## Working data:
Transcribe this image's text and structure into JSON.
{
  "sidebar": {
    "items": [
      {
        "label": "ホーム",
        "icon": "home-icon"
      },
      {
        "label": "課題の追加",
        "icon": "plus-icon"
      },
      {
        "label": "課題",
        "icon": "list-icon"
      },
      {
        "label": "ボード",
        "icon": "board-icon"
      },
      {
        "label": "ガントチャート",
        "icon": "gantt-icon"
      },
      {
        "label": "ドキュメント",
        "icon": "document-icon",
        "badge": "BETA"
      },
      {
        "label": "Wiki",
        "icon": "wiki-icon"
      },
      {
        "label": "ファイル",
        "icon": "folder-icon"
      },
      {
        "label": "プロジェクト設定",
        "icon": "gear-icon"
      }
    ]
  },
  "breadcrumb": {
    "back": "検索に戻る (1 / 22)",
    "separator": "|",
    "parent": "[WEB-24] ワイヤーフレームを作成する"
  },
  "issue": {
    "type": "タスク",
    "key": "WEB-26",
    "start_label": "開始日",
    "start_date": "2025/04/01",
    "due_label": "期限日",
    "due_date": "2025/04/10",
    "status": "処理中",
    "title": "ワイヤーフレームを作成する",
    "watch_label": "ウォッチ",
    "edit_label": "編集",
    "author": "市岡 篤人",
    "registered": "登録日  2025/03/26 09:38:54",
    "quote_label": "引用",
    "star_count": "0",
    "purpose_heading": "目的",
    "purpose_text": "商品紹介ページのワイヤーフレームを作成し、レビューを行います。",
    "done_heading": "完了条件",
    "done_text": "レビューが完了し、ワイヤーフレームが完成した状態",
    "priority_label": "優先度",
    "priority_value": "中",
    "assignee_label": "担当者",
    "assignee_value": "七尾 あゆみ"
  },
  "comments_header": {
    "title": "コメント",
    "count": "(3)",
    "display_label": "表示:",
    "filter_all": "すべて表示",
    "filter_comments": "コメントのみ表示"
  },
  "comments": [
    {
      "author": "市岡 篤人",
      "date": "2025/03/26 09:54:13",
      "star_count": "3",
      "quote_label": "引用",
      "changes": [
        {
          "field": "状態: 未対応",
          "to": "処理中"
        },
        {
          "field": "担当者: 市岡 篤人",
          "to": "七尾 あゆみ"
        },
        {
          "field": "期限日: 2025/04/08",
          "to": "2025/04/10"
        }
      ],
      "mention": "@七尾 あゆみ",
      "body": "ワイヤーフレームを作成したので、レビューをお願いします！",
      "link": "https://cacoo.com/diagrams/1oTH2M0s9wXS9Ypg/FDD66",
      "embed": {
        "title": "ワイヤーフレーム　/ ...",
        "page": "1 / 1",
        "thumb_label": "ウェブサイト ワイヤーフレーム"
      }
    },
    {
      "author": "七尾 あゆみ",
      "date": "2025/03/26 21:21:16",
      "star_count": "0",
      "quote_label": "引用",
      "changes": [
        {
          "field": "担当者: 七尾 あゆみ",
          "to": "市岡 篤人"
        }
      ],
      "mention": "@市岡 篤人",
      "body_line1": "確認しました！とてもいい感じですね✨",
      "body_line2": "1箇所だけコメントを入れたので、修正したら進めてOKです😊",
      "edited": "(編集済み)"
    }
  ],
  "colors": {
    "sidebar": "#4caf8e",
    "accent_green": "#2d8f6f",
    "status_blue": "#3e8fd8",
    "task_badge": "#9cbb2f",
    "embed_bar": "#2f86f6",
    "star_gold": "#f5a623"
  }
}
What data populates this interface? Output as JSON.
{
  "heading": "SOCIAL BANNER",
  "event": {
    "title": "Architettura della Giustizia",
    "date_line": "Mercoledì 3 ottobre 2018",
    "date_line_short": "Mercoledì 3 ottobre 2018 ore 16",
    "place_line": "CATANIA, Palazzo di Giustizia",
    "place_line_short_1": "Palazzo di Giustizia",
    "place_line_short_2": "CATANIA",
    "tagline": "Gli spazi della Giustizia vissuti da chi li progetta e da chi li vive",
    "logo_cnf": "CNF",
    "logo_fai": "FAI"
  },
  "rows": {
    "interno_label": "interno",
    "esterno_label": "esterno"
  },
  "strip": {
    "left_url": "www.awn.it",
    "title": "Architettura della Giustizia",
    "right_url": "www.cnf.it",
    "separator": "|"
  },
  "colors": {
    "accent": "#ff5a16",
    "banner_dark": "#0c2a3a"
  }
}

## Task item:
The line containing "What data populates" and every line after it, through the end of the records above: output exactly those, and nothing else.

## Written response:
What data populates this interface? Output as JSON.
{
  "heading": "SOCIAL BANNER",
  "event": {
    "title": "Architettura della Giustizia",
    "date_line": "Mercoledì 3 ottobre 2018",
    "date_line_short": "Mercoledì 3 ottobre 2018 ore 16",
    "place_line": "CATANIA, Palazzo di Giustizia",
    "place_line_short_1": "Palazzo di Giustizia",
    "place_line_short_2": "CATANIA",
    "tagline": "Gli spazi della Giustizia vissuti da chi li progetta e da chi li vive",
    "logo_cnf": "CNF",
    "logo_fai": "FAI"
  },
  "rows": {
    "interno_label": "interno",
    "esterno_label": "esterno"
  },
  "strip": {
    "left_url": "www.awn.it",
    "title": "Architettura della Giustizia",
    "right_url": "www.cnf.it",
    "separator": "|"
  },
  "colors": {
    "accent": "#ff5a16",
    "banner_dark": "#0c2a3a"
  }
}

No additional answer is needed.